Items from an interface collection
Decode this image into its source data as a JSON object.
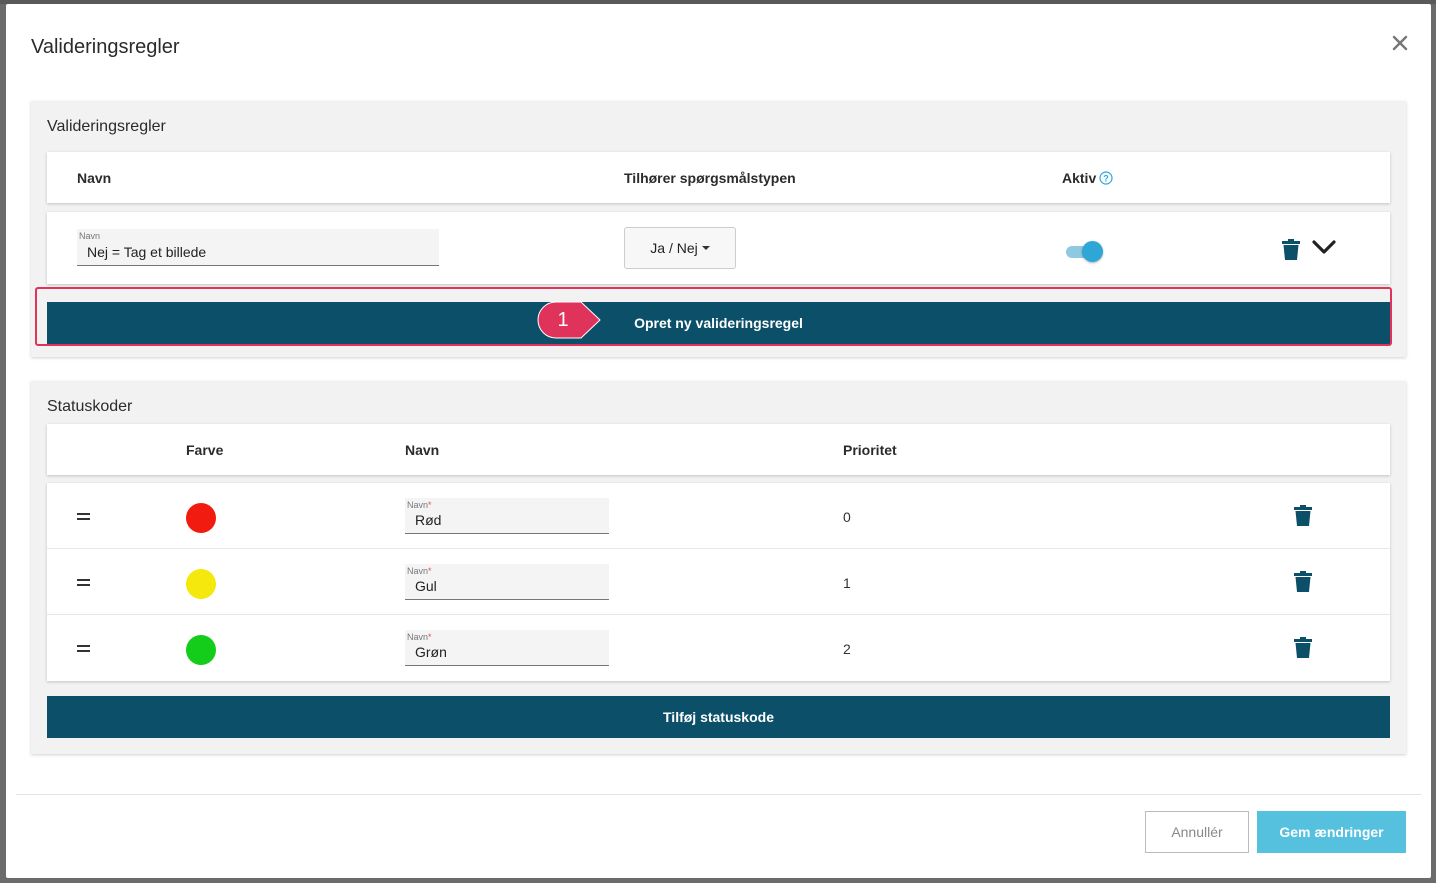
{
  "modal": {
    "title": "Valideringsregler",
    "close_icon": "close-icon"
  },
  "rules_panel": {
    "title": "Valideringsregler",
    "headers": {
      "name": "Navn",
      "question_type": "Tilhører spørgsmålstypen",
      "active": "Aktiv"
    },
    "rule": {
      "name_label": "Navn",
      "name_value": "Nej = Tag et billede",
      "question_type_value": "Ja / Nej",
      "active": true
    },
    "create_button": "Opret ny valideringsregel",
    "callout_number": "1"
  },
  "status_panel": {
    "title": "Statuskoder",
    "headers": {
      "color": "Farve",
      "name": "Navn",
      "priority": "Prioritet"
    },
    "field_label": "Navn",
    "field_required_mark": "*",
    "rows": [
      {
        "color": "#f21b0f",
        "name": "Rød",
        "priority": "0"
      },
      {
        "color": "#f4e80c",
        "name": "Gul",
        "priority": "1"
      },
      {
        "color": "#14cc1a",
        "name": "Grøn",
        "priority": "2"
      }
    ],
    "add_button": "Tilføj statuskode"
  },
  "footer": {
    "cancel": "Annullér",
    "save": "Gem ændringer"
  },
  "colors": {
    "primary": "#0b5068",
    "accent": "#56c0df",
    "highlight": "#e0335c"
  }
}
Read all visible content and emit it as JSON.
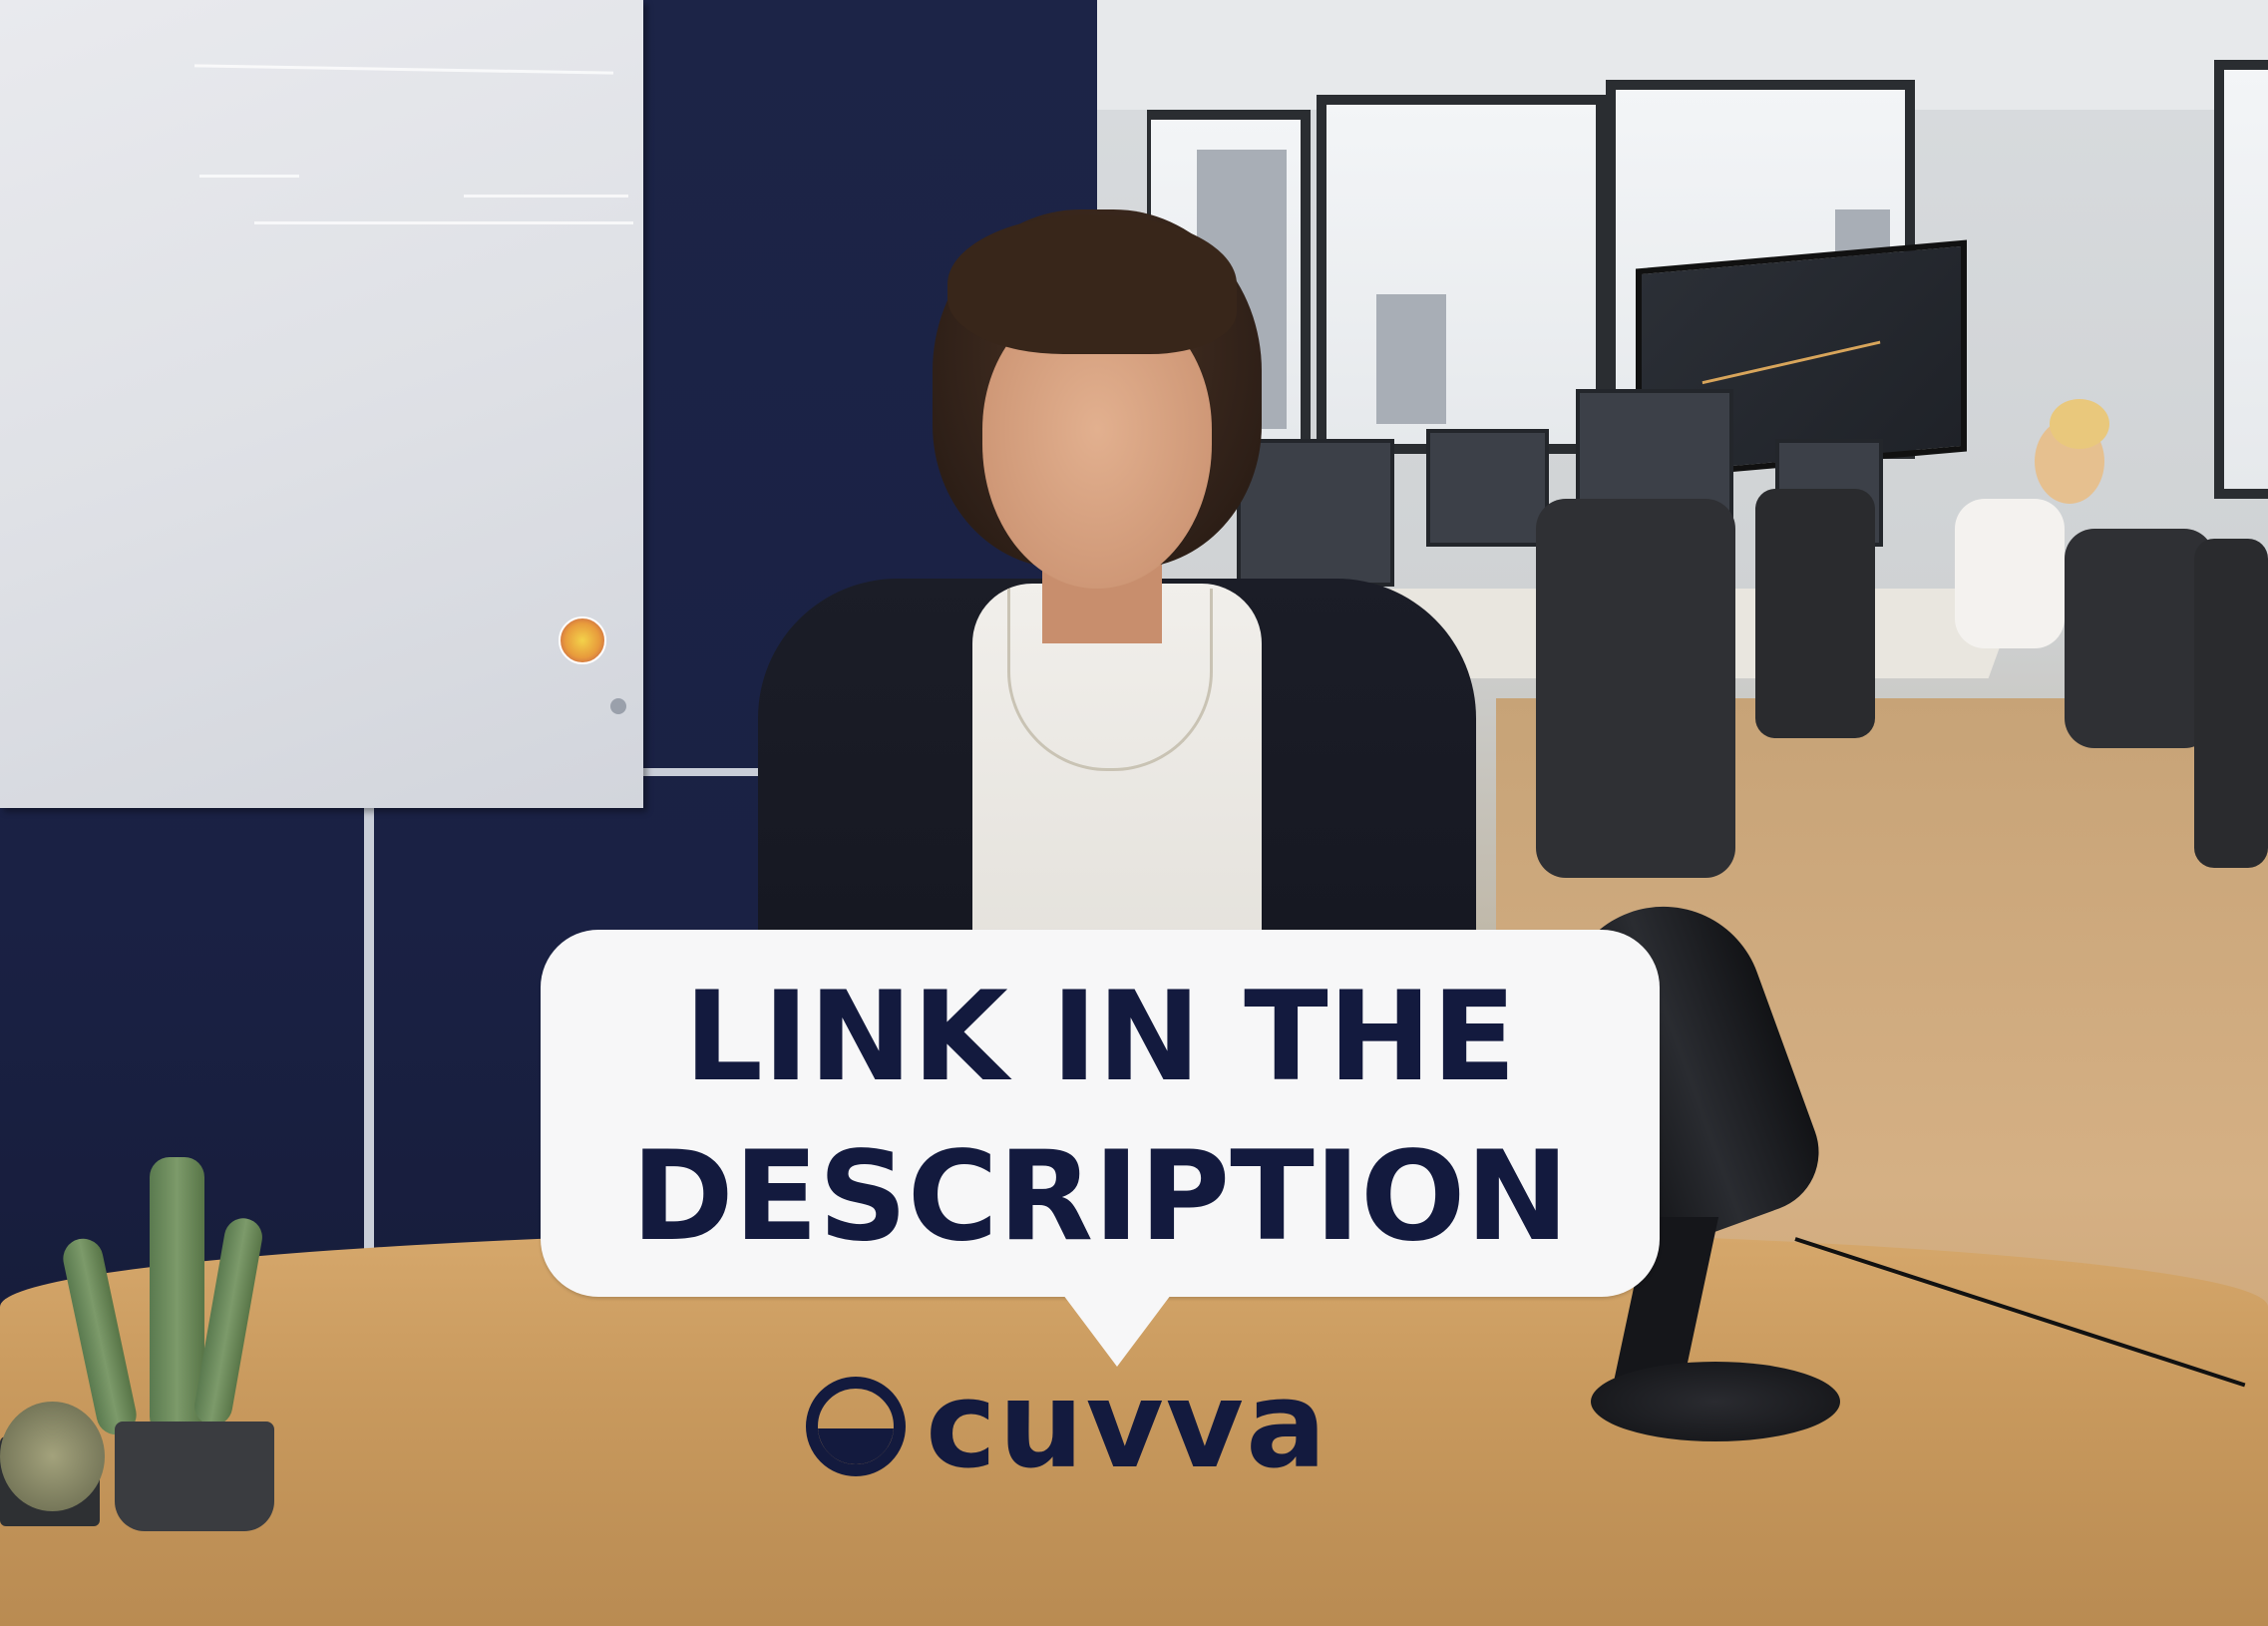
{
  "overlay": {
    "caption_lines": [
      "LINK IN THE",
      "DESCRIPTION"
    ]
  },
  "brand": {
    "name": "cuvva",
    "color": "#131a3e"
  },
  "colors": {
    "bubble_background": "#f7f7f8",
    "wall_navy": "#1c2447"
  }
}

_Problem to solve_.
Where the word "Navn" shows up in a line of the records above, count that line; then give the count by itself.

_Written answer_.
4